Bi vs. Pan — What’s the Difference?
Or is there one?
When I first came out as bisexual over two years ago, I got a lot of questions from my straight friends. They didn’t get bisexuality. Terms like ‘gay’ or ‘lesbian’ were easy for them to digest, but admitting I liked more than one gender raised some eyebrows.
I was able to answer most of their inquiries, but a couple of questions still stumped me. Turns out, just because you start publicly recognizing yourself as part of the LGBTQ+ community doesn’t mean you immediately know everything about the community — or even your own sexuality.
When my friends asked me about the difference between bisexuality and pansexuality, I couldn’t give them a clear answer. I didn’t really know. The lines between being bi and pan seemed blurry, and the variety of online definitions only made me more confused. As it turns out I wasn’t the only one scratching my head — a lot of people in the LGBTQ+ community seem puzzled when confronted with the question.
Much of the uncertainty seems to stem from misunderstandings about the terms — from both sides of the equation. Drawing a line in the sand between bisexuality and pansexuality might not be easy, but it can be done.

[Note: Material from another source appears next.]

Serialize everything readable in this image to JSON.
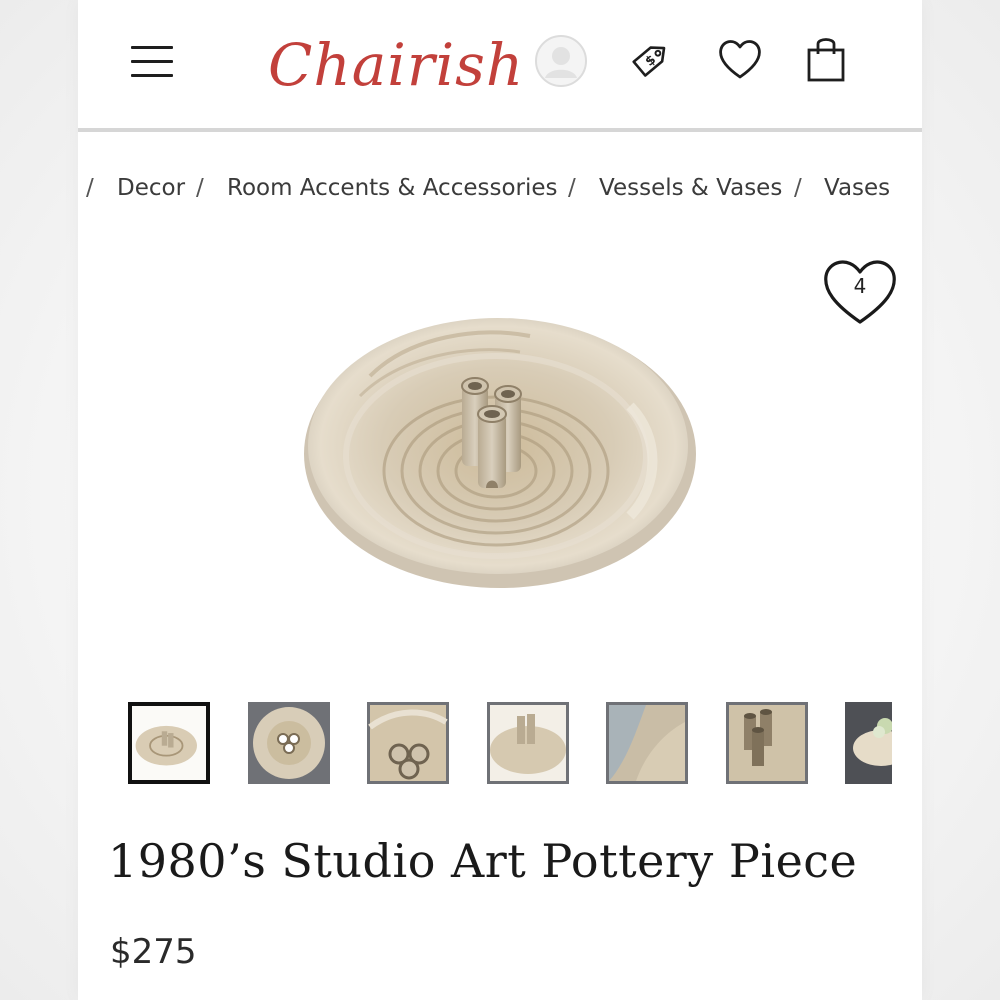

The definition of bisexuality
You’ll notice that the definition of bisexuality changes depending on who's answering the question. Sexuality is complex and inherently different for everybody.
People typically define bisexuality as, “sexual or romantic attraction to two or more genders.” This is a broad definition — and it’s meant to be.
Those who identify as bi tend to adapt their own personal meanings to the label. Some bisexuals might only be attracted to males and females, while others might be attracted to trans and nonbinary people too. Or, they might only like trans or nonbinary people.
In its simplest form, bisexuality is anyone who’s attracted to at least two genders — regardless of what they may be.
The definition of pansexuality
Like bisexuality, pansexual people all have their own interpretations of what it means to be pan.
It is most often defined as, “sexual or romantic attraction to all genders,” or, “sexual or romantic attraction despite gender.”
But, keep in mind that just because pansexuals are attracted to all genders doesn’t mean they don’t have “types”. You could be pansexual, but primarily attracted to bodybuilders, or find lots of tattoos really hot.
Pansexuals can still have certain kinds of people they find attractive — it just means gender does not factor into the equation.
The overlap — why people get confused
What often confuses people about bisexuality and pansexuality is the overlap. Bisexuals can be attracted to more than two genders — which makes it sound a lot like pansexuality.
However, there are some distinctions. While pansexuals don’t consider gender in regards to attraction, many bisexual people do.
Bisexuals are not always equally attracted to different genders. I, for instance, tend to be more attracted to females than I am to males — and the role of gender in attraction is probably the biggest distinction between these sexualities.
There is still a lot of misinformation circling around the internet about the differences between the two. I’ve encountered a lot of websites that say: “Bi people only believe there are only two genders (male and female), but pan people believe there are multiple genders.”
This is not true — as I’ve mentioned before, bisexuals can be attracted to more than two genders. When you identify as bi, you aren’t also saying you think there are only two genders. While you could encounter a bi person who only believes there are two genders, that would be the exception — not the norm.
To sum it all up, bisexuals could be attracted to all genders, but they might not be (and they might not also like all genders equally). Pansexuals, on the other hand, tend to be attracted to people regardless of their gender.
The labels don’t really matter
At the end of the day, bisexuality and pansexuality are just labels we use to describe our feelings. Because of their overlap, you could easily fall into both categories.
I, for instance, could identify as pansexual if I wanted to, but I don’t. Even though I’m attracted to all genders, I identify as bisexual for two reasons: I’m not equally attracted to all genders, and the bi community is a lot more established.
I know other people who identify as pan because they’re attracted to all genders, and the pansexuality definition explicitly states that.
My advice? Don’t get caught up in the nuances of their meanings — you’ll only frustrate yourself. Labels are labels, and they don’t really matter.
If you fit both definitions but are more comfortable with saying you’re bi instead of pan, go for it — and vice versa. What you label your sexuality does not affect how you feel.